Posted Feb 18, 2014 06:45 pm CST
A malpractice exclusion in a law firm’s director’s and officer’s liability insurance policy did not excuse the carrier from providing a defense in a lawsuit against the firm over its alleged deceptive advertising, a federal judge has ruled.
Finding that the exclusion, as interpreted by the insurer, would largely eliminate the coverage provided by the D&O policy, U.S. District Judge John J. McConnell Jr. said Travelers Casualty & Surety Co. of America must defend Rob Levine & Associates in the underlying lawsuit filed by two former clients that is at issue in the Rhode Island declaratory judgment case. The ex-clients contended that the firm, which uses the tagline “Call A Heavy Hitter® Today!” in its television and Internet advertising, falsely claimed to have specialized expertise and abilities, Wiley Rein LLP notes in a Lexology post.
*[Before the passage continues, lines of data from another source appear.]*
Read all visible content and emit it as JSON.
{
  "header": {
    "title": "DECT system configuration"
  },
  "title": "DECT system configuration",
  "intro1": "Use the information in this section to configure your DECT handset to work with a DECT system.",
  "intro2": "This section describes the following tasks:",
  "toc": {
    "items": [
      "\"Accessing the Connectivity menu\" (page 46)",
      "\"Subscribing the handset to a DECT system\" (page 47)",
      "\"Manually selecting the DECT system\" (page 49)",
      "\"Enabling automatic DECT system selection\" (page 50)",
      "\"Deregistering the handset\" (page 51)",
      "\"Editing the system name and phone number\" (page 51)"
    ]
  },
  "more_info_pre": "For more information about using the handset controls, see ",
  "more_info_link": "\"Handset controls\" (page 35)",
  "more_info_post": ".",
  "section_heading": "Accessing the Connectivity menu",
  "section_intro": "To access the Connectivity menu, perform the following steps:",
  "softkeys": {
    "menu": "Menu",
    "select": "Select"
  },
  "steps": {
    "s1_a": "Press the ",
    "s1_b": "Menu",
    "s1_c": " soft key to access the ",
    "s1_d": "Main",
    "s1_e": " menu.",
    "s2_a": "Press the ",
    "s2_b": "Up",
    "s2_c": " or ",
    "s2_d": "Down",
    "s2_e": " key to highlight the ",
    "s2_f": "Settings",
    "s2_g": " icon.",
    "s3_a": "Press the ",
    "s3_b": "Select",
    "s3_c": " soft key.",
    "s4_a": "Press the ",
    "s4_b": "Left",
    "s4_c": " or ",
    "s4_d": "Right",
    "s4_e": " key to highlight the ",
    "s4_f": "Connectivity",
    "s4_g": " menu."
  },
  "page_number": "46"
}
Denying summary judgment to Travelers and granting summary judgment to the law firm in an opinion (PDF) filed Feb. 3, the court distinguished between advertising and legal services and said the exclusion does not apply to advertising. The relevant language in the malpractice exclusion states that Travelers “will not be liable for loss for any claim based upon or arising out of any wrongful act related to the rendering of, or failure to render, professional services.”
But “because the claim is not related to the rendering of professional services,” McConnell wrote, “the exclusion does not apply, and the insurer has the duty to defend.”
Rhode Island law is applied.